that you can’t always judge the value of an air cleaner by its cost. There are
several things to consider when you buy one that will impact your decision.
While you may pay less for one over another initially, operating costs and
accessories can add up over time, making some systems much more expensive in the
Filters If you choose an air purifier that uses paper or fiber filters
that are disposable, be sure that they are HEPA filters. These are 99.97%
efficient for dust and mold spores and well worth the cost. Anything less is
throwing money away. Also check to see if you can order replacement filters in
bulk for a discounted price.
Plates An air purifier with cleanable plates may cost more initially,
but figure out the cost of filters over a few years’ time and compare. Will you
save money by paying more up front and cleaning the metal plates rather than
worrying about the filters?
Operating Costs Always try to find out what the estimated operating
costs will be. What does the manufacturer estimate the monthly electrical usage
will be? Will the air purifier run constantly or will it cycle?
Extras If you have someone in your family who is particularly
sensitive to environmental changes, such as a migraine sufferer, you may
consider some extras such as a programmable ozone monitor, worth the extra money
in order to prevent sensitivities being triggered.
With so many excellent air purifiers on the market and the Internet available
as an excellent information resource, there’s no excuse not to invest in
improving the quality of your home’s air. It’s a relatively inexpensive way to

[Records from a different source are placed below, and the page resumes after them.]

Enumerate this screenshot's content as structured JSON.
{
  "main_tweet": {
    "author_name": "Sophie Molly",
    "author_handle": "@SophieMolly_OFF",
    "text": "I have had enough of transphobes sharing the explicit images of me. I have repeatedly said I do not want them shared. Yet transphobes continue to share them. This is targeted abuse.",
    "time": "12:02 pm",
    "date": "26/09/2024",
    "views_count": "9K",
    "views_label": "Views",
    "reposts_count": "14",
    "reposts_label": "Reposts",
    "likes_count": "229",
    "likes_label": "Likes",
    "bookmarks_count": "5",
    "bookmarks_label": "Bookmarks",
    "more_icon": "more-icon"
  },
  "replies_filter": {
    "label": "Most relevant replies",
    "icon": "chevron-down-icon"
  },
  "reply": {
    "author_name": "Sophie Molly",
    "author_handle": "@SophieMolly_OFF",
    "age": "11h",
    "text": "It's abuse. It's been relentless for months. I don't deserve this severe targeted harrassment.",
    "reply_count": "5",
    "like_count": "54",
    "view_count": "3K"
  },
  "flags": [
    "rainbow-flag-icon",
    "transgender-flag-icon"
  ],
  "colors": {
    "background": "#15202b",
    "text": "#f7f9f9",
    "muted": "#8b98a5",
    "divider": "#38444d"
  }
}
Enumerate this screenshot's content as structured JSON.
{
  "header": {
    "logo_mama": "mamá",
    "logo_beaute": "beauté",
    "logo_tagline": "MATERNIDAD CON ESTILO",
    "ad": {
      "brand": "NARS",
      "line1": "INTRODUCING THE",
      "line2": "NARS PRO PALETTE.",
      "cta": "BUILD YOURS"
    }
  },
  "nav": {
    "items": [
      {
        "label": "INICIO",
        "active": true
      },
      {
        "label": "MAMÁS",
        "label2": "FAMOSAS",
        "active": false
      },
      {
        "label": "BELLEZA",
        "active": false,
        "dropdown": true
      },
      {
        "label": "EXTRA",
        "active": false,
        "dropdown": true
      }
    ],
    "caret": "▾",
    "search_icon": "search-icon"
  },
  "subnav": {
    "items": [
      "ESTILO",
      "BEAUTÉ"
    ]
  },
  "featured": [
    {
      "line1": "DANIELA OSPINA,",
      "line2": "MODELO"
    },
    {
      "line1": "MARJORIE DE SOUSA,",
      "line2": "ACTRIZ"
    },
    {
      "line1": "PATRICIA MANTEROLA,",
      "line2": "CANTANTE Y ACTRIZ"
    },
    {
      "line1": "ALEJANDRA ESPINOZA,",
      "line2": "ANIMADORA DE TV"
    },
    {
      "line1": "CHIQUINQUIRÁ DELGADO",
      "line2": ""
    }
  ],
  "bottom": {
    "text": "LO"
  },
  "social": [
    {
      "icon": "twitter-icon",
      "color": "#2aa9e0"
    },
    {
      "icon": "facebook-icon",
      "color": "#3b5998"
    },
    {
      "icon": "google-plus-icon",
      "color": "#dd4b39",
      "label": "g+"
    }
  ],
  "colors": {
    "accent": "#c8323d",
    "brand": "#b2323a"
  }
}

cut down on colds, respiratory infections, asthma attacks and a host of other
health problems by allowing everyone in your house to breathe easier.